Switching out of postwar experiences, Mr Long then presented a pre-war epic, The Four Feathers (1939)
Instead of concentrating on its heavy colonial overtones, the speaker emphasized the general “moral propaganda” value of the piece that sees a young British cavalry officer setting out to take part of the British Army’s Soudan Campaign of 1898 and saving his friends in order to reclaim his honour, which was supposedly lost with him resigning from his military rank and post at the outset of the campaign. Mr Long highlighted that the movie is an ‘honest piece of propaganda’ telling why Britishmen should go to war once more, for higher human and national values. He explained that propaganda is not necessarily about making somebody changing his mindset about certain things, but rather making somebody think that most people have a given opinion about things, and he should do likewise. With its honesty, absurd humor and positive reflections of military valor, The Four Feathers certainly brings home its aims.

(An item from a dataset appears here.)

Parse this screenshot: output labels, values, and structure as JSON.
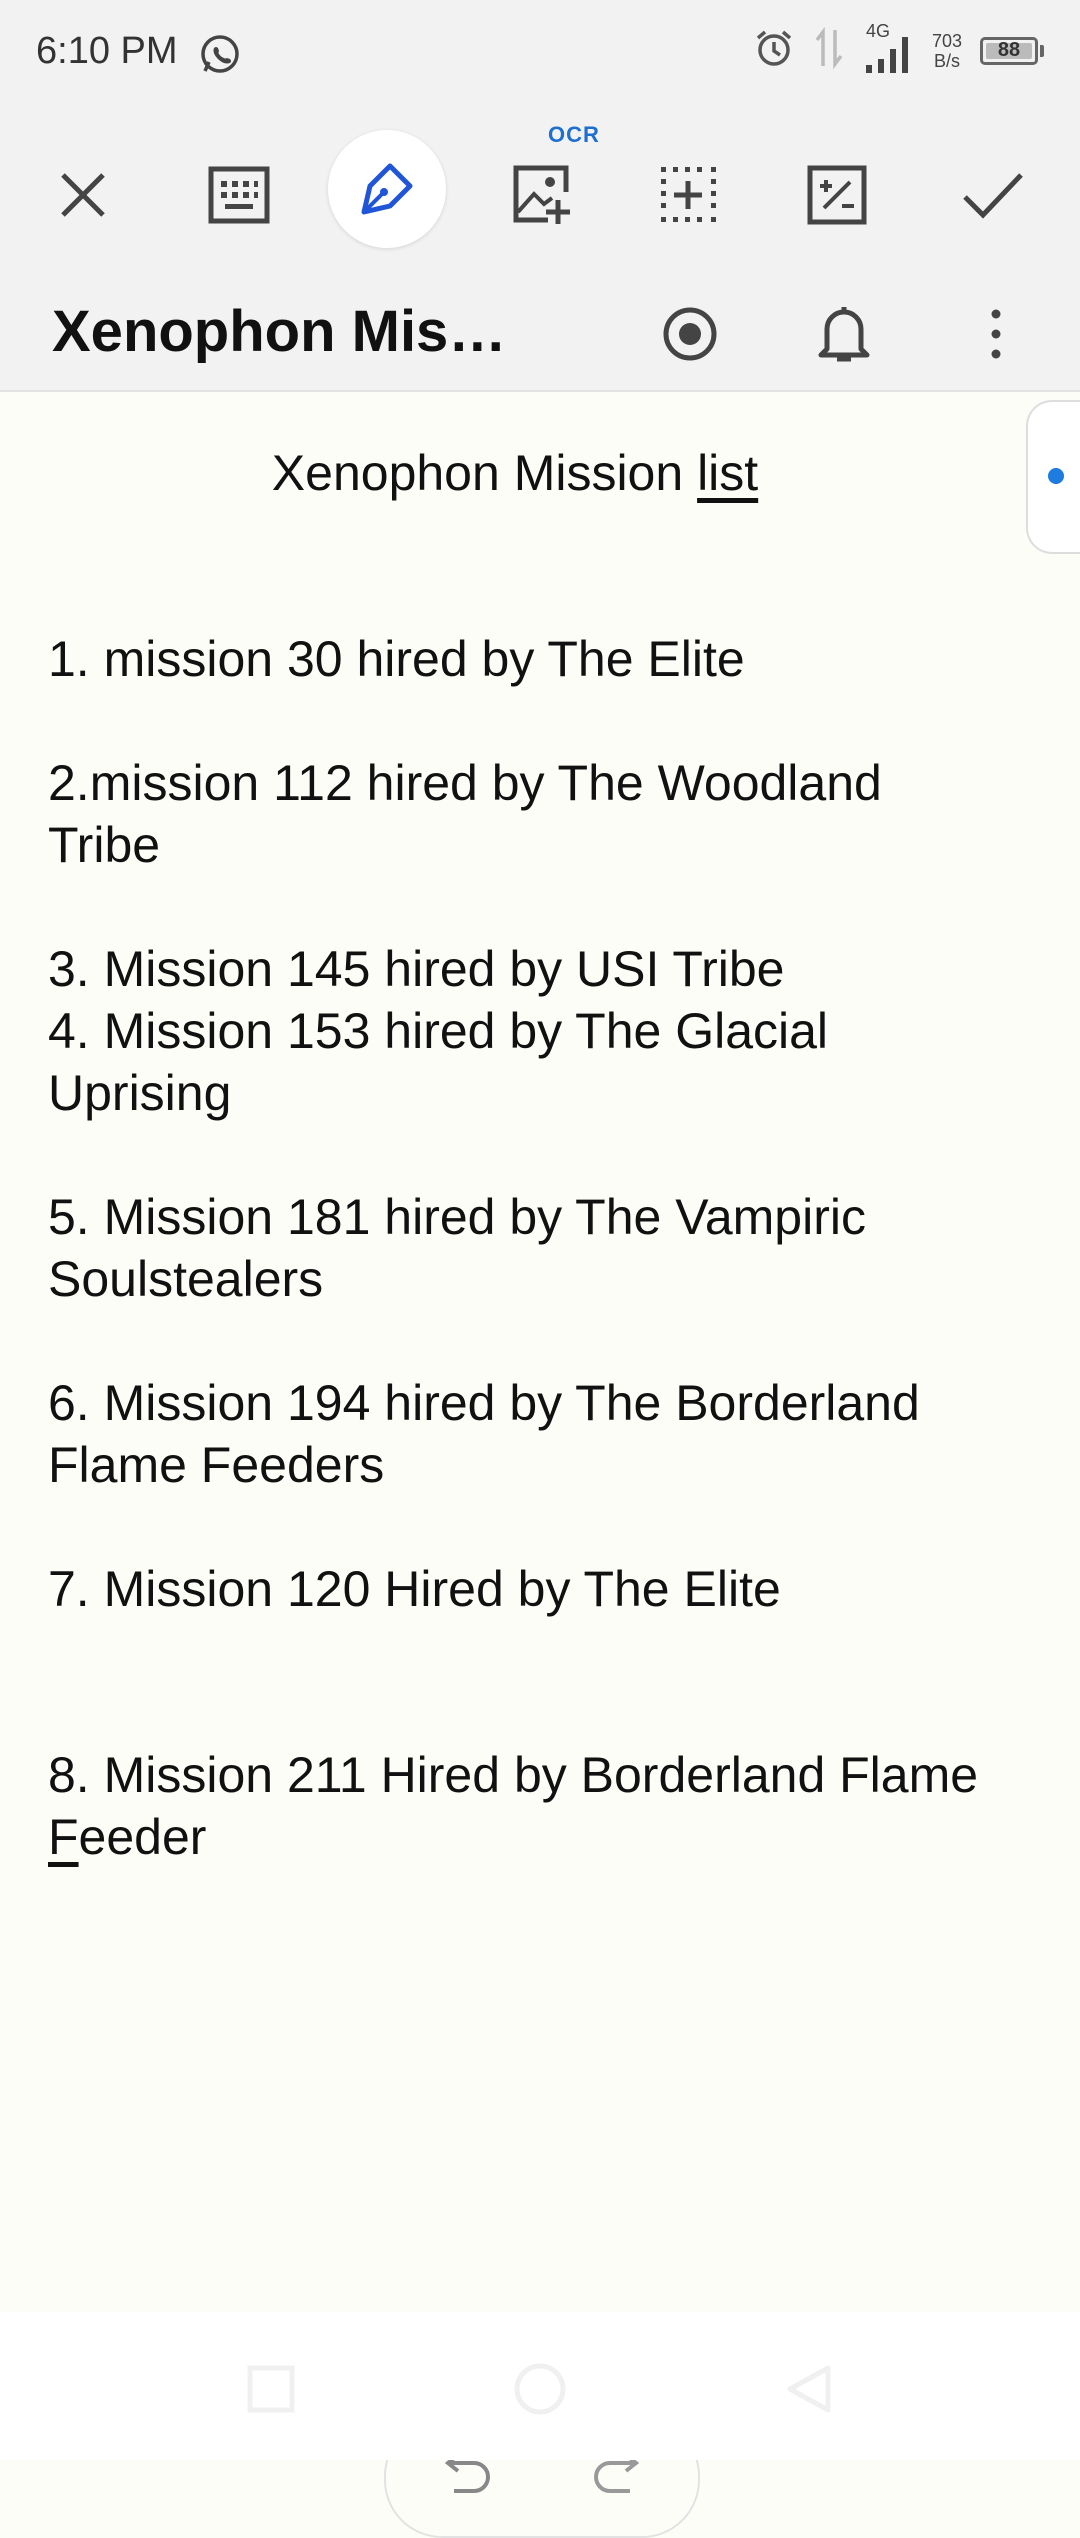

The evening was summed up with another movie about motivating people to struggle for their nation with a hint of the geopolitics of today. The Chinese movie Ip Man (2008), which presents a story of a Chinese martial artist fighting Japanese invaders, tries to unify the tradition of Chinese revolutionary movies with the classics of Hong Kong martial arts cinema, and it succeeds, in the opinion of Mr Long. As another propaganda piece, it suggests that the “old” part of China and the then-recently returned Hong Kong have a common tradition of struggle and common goals to make China great. It is a classic national hero-movie, showing a multi-identical hero (a Hongkonger fighting for mainland political causes) to be revered by young moviegoers and patriotic elements of Chinese society alike. It also reflects the central fact of the recent Chinese past: the emergence out of the ‘Century of Humiliation’ by the hands of Western and Eastern invaders. In this sense, it is also a relevant presentation of Chinese national identity.
Mr Long’s closing remarks braved the audience to set out and tell their very own stories, again emphasising the lack of gatekeepers and content-hunger of the current media universe. All you need is good, honest, and reality-reflecting stories. Is it a cliché? Clichés are named because they are common; because they are true. Are they too predictable, and there is too much American-style happy ending? Not a problem: in life, there are happy endings, be it so surprising. Maybe if the Hungarian storytellers of the future will adhere to Mr Long’s advice about presenting national identity in movies, we will all have happy endings, this time for the greater good of Hungarian culture.
Dániel Farkas, trainee at Danube Instite